Problem to solve: Keep only the lines of the data below that contain "index", and copy them.
━━━━━ Records to use
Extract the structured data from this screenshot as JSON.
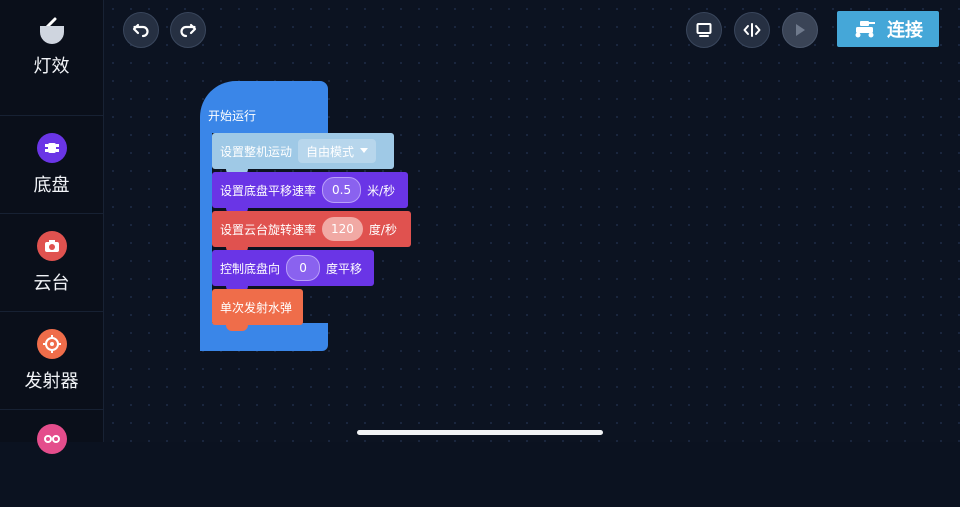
{
  "sidebar": {
    "back_icon": "chevron-left-icon",
    "items": [
      {
        "label": "灯效",
        "icon": "light-effect-icon",
        "color": "#cfd5df"
      },
      {
        "label": "底盘",
        "icon": "chassis-icon",
        "color": "#6a35e6"
      },
      {
        "label": "云台",
        "icon": "gimbal-camera-icon",
        "color": "#e0524f"
      },
      {
        "label": "发射器",
        "icon": "blaster-target-icon",
        "color": "#ef6d4a"
      },
      {
        "label": "",
        "icon": "sensor-icon",
        "color": "#e44d8c"
      }
    ]
  },
  "toolbar": {
    "undo_icon": "undo-icon",
    "redo_icon": "redo-icon",
    "monitor_icon": "monitor-icon",
    "code_icon": "code-toggle-icon",
    "play_icon": "play-icon",
    "connect_label": "连接",
    "connect_color": "#45a7d8"
  },
  "script": {
    "start_label": "开始运行",
    "blocks": [
      {
        "prefix": "设置整机运动",
        "dropdown": "自由模式",
        "suffix": "",
        "color": "#9fc9e6"
      },
      {
        "prefix": "设置底盘平移速率",
        "value": "0.5",
        "suffix": "米/秒",
        "color": "#6a35e6"
      },
      {
        "prefix": "设置云台旋转速率",
        "value": "120",
        "suffix": "度/秒",
        "color": "#e0524f"
      },
      {
        "prefix": "控制底盘向",
        "value": "0",
        "suffix": "度平移",
        "color": "#6a35e6"
      },
      {
        "prefix": "单次发射水弹",
        "suffix": "",
        "color": "#ef6d4a"
      }
    ]
  }
}
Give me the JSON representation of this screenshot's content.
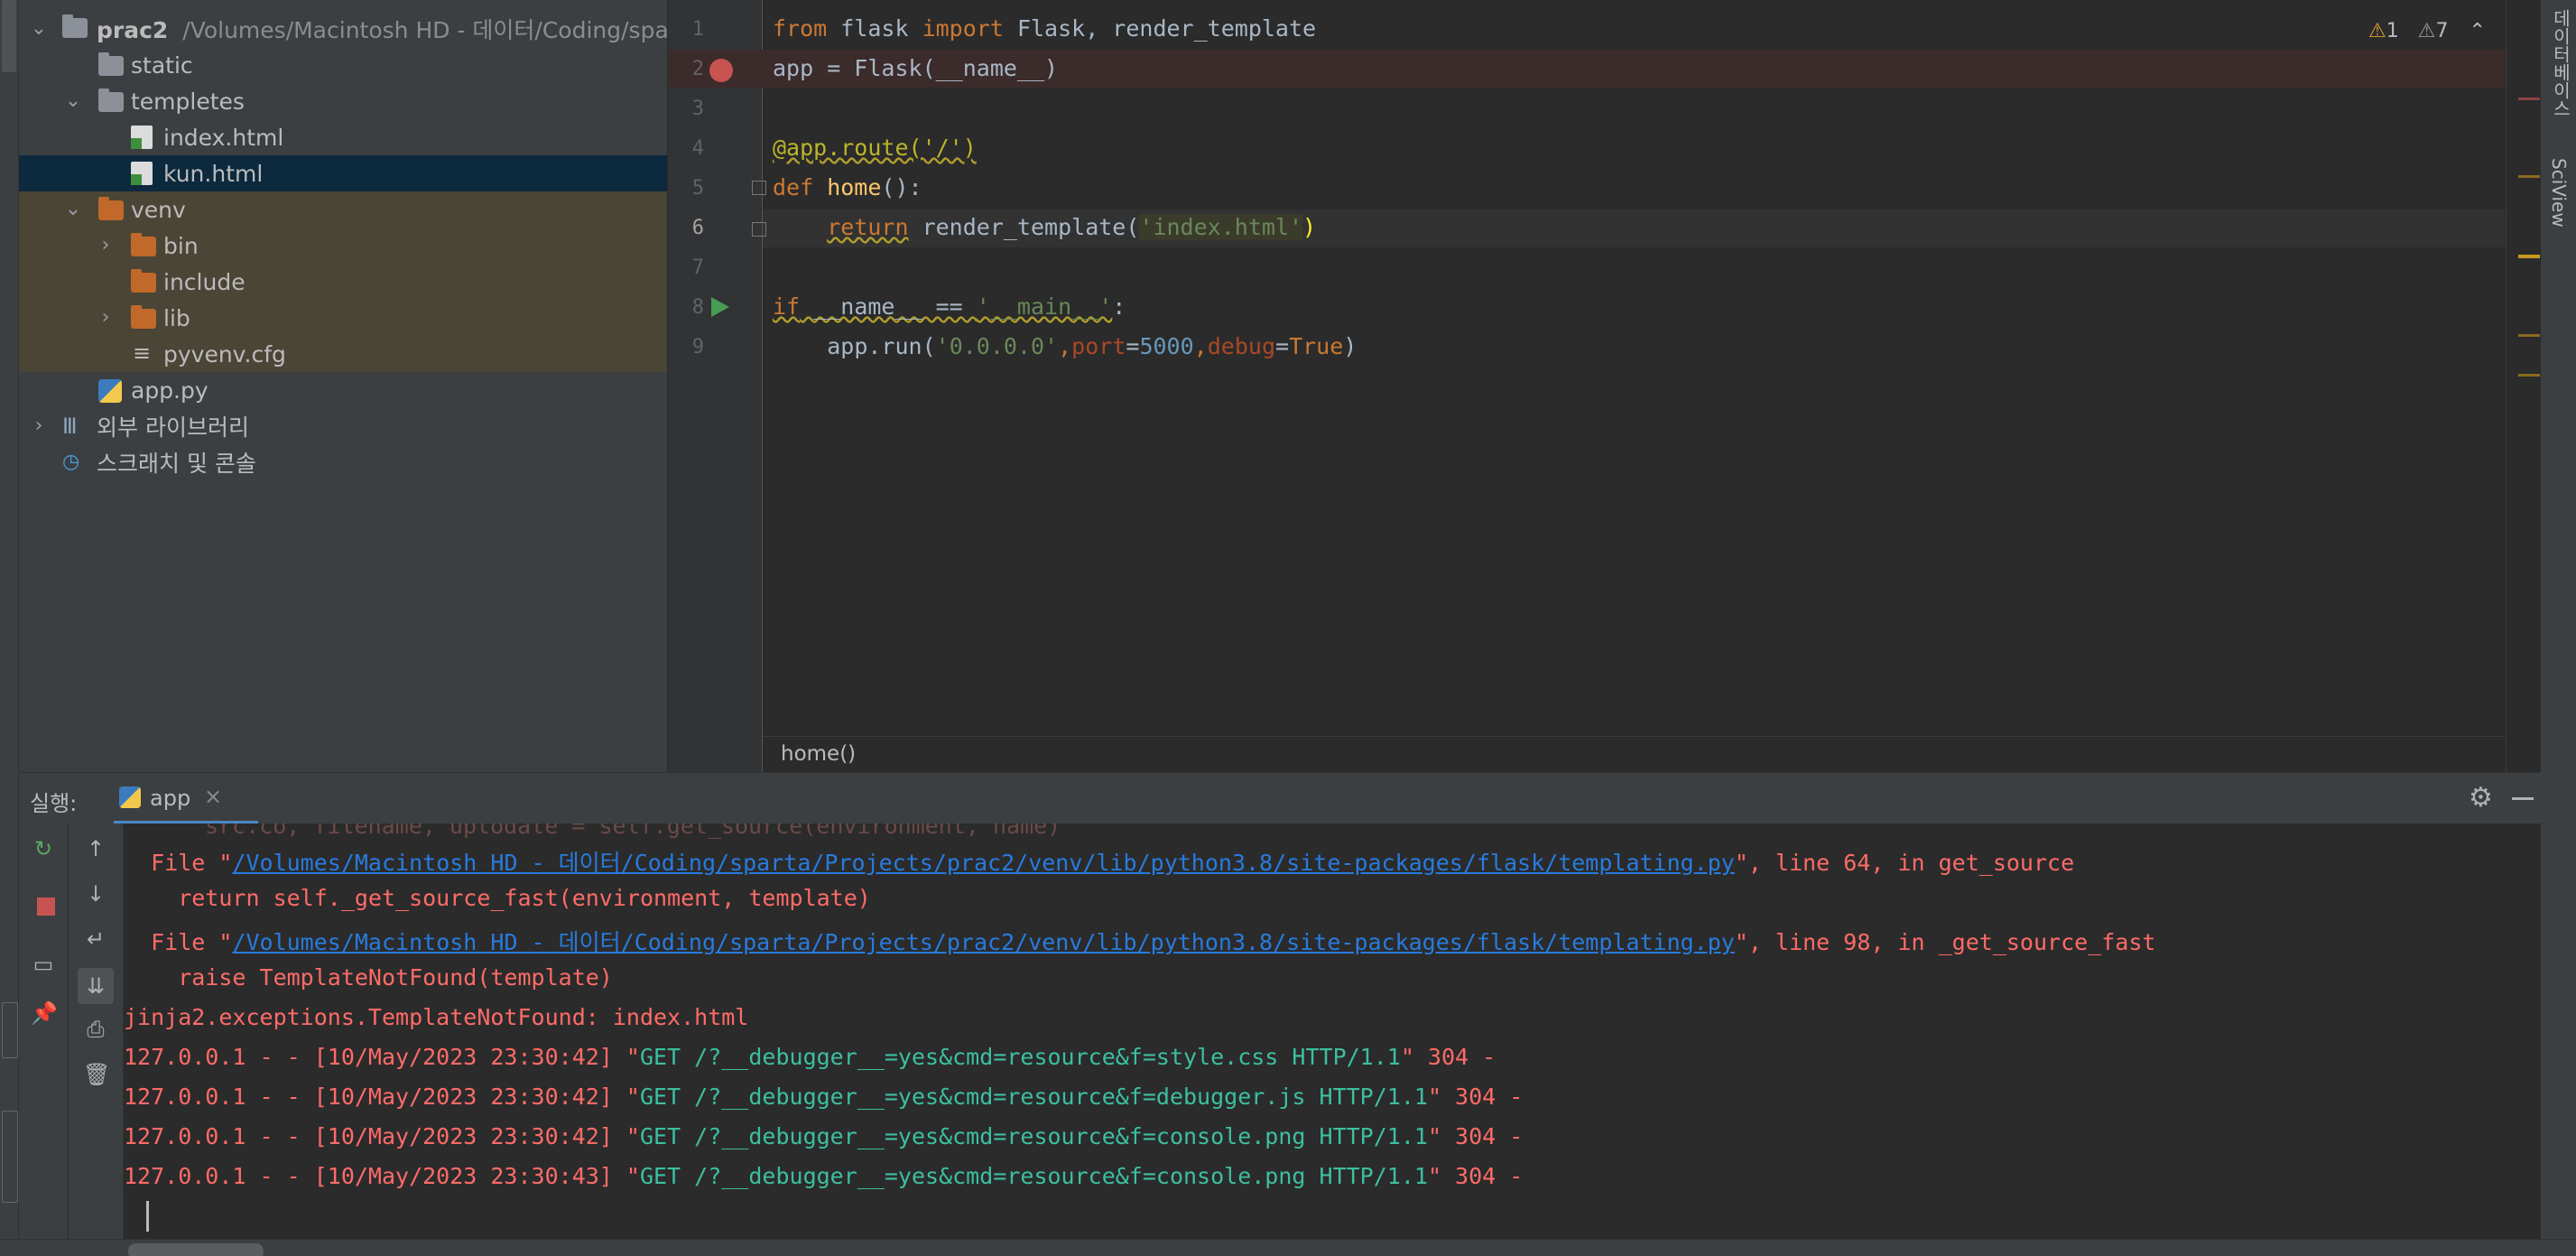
{
  "project": {
    "root_name": "prac2",
    "root_path": "/Volumes/Macintosh HD - 데이터/Coding/spar",
    "items": [
      {
        "label": "static"
      },
      {
        "label": "templetes"
      },
      {
        "label": "index.html"
      },
      {
        "label": "kun.html"
      },
      {
        "label": "venv"
      },
      {
        "label": "bin"
      },
      {
        "label": "include"
      },
      {
        "label": "lib"
      },
      {
        "label": "pyvenv.cfg"
      },
      {
        "label": "app.py"
      },
      {
        "label": "외부 라이브러리"
      },
      {
        "label": "스크래치 및 콘솔"
      }
    ]
  },
  "editor": {
    "line_numbers": [
      "1",
      "2",
      "3",
      "4",
      "5",
      "6",
      "7",
      "8",
      "9"
    ],
    "lines": {
      "l1_kw1": "from",
      "l1_mod": " flask ",
      "l1_kw2": "import",
      "l1_rest": " Flask, render_template",
      "l2": "app = Flask(__name__)",
      "l4": "@app.route('/')",
      "l5_kw": "def",
      "l5_fn": " home",
      "l5_rest": "():",
      "l6_kw": "return",
      "l6_call": " render_template(",
      "l6_str": "'index.html'",
      "l6_end": ")",
      "l8_kw": "if",
      "l8_cond": " __name__ == ",
      "l8_str": "'__main__'",
      "l8_end": ":",
      "l9_obj": "app.run(",
      "l9_str": "'0.0.0.0'",
      "l9_c1": ",",
      "l9_p1": "port",
      "l9_eq1": "=",
      "l9_num": "5000",
      "l9_c2": ",",
      "l9_p2": "debug",
      "l9_eq2": "=",
      "l9_true": "True",
      "l9_end": ")"
    },
    "breadcrumb": "home()",
    "inspections": {
      "warn_count": "1",
      "weak_warn_count": "7"
    }
  },
  "right_strip": {
    "db_label": "데이터베이스",
    "sciview_label": "SciView"
  },
  "run": {
    "label": "실행:",
    "tab_label": "app",
    "console": {
      "file1_pre": "  File \"",
      "file1_path": "/Volumes/Macintosh HD - 데이터/Coding/sparta/Projects/prac2/venv/lib/python3.8/site-packages/flask/templating.py",
      "file1_post": "\", line 64, in get_source",
      "line_a": "    return self._get_source_fast(environment, template)",
      "file2_pre": "  File \"",
      "file2_path": "/Volumes/Macintosh HD - 데이터/Coding/sparta/Projects/prac2/venv/lib/python3.8/site-packages/flask/templating.py",
      "file2_post": "\", line 98, in _get_source_fast",
      "line_b": "    raise TemplateNotFound(template)",
      "exception": "jinja2.exceptions.TemplateNotFound: index.html",
      "log": [
        {
          "prefix": "127.0.0.1 - - [10/May/2023 23:30:42] \"",
          "req": "GET /?__debugger__=yes&cmd=resource&f=style.css HTTP/1.1",
          "suffix": "\" 304 -"
        },
        {
          "prefix": "127.0.0.1 - - [10/May/2023 23:30:42] \"",
          "req": "GET /?__debugger__=yes&cmd=resource&f=debugger.js HTTP/1.1",
          "suffix": "\" 304 -"
        },
        {
          "prefix": "127.0.0.1 - - [10/May/2023 23:30:42] \"",
          "req": "GET /?__debugger__=yes&cmd=resource&f=console.png HTTP/1.1",
          "suffix": "\" 304 -"
        },
        {
          "prefix": "127.0.0.1 - - [10/May/2023 23:30:43] \"",
          "req": "GET /?__debugger__=yes&cmd=resource&f=console.png HTTP/1.1",
          "suffix": "\" 304 -"
        }
      ]
    }
  },
  "icons": [
    "chevron-down-icon",
    "chevron-right-icon",
    "folder-icon",
    "html-file-icon",
    "python-file-icon",
    "breakpoint-icon",
    "run-gutter-icon",
    "rerun-icon",
    "stop-icon",
    "up-arrow-icon",
    "down-arrow-icon",
    "soft-wrap-icon",
    "scroll-end-icon",
    "print-icon",
    "trash-icon",
    "pin-icon",
    "gear-icon",
    "minimize-icon"
  ],
  "colors": {
    "error": "#ff6b68",
    "link": "#287bde",
    "selection": "#0d293e",
    "venv_bg": "#4b4536",
    "keyword": "#cc7832",
    "string": "#6a8759"
  }
}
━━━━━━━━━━
Output below:
        "label": "index.html"
      "l6_str": "'index.html'",
      "exception": "jinja2.exceptions.TemplateNotFound: index.html",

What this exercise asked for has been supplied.